- DATA RECORDS -
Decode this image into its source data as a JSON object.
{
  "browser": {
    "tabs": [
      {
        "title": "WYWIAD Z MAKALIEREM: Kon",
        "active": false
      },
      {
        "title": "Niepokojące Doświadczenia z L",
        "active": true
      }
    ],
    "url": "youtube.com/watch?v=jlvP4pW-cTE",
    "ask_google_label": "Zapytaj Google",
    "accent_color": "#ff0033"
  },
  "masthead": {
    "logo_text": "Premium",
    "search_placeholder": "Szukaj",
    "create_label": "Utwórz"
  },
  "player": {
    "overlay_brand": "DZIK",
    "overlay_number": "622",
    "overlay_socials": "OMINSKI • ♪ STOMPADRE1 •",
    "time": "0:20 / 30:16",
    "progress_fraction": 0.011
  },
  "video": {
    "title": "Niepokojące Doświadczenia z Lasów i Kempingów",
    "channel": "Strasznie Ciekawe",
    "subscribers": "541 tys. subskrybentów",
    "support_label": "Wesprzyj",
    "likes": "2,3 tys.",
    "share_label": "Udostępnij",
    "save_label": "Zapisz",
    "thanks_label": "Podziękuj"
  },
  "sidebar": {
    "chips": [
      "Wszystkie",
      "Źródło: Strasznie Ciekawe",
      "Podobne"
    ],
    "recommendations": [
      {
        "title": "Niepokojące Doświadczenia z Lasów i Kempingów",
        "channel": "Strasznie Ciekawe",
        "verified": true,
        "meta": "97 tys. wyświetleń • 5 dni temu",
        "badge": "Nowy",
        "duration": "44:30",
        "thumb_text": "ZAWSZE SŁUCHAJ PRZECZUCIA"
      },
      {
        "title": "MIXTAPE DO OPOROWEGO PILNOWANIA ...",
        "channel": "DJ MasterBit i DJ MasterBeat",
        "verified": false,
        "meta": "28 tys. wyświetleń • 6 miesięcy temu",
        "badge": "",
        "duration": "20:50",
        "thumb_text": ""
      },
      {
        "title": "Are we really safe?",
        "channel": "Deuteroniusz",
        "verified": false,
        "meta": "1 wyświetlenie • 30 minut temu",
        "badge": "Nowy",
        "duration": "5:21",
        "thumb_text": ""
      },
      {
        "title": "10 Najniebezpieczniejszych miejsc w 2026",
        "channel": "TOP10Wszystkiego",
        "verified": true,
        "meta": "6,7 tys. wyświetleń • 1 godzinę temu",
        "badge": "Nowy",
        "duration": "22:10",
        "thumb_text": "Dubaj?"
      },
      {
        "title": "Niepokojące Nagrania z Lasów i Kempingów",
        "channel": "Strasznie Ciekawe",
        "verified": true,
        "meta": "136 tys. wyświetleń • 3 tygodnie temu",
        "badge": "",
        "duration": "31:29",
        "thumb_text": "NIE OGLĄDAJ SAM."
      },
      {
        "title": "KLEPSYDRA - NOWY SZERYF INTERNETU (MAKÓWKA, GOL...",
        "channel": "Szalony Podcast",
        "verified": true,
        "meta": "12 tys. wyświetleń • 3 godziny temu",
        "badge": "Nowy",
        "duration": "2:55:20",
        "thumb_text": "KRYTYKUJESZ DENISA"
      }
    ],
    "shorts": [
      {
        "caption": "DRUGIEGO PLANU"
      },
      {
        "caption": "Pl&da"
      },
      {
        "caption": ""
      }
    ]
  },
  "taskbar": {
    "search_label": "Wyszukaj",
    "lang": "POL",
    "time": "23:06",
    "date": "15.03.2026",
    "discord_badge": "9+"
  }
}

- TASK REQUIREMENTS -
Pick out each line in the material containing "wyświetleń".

- EXERCISE OUTPUT -
        "meta": "97 tys. wyświetleń • 5 dni temu",
        "meta": "28 tys. wyświetleń • 6 miesięcy temu",
        "meta": "6,7 tys. wyświetleń • 1 godzinę temu",
        "meta": "136 tys. wyświetleń • 3 tygodnie temu",
        "meta": "12 tys. wyświetleń • 3 godziny temu",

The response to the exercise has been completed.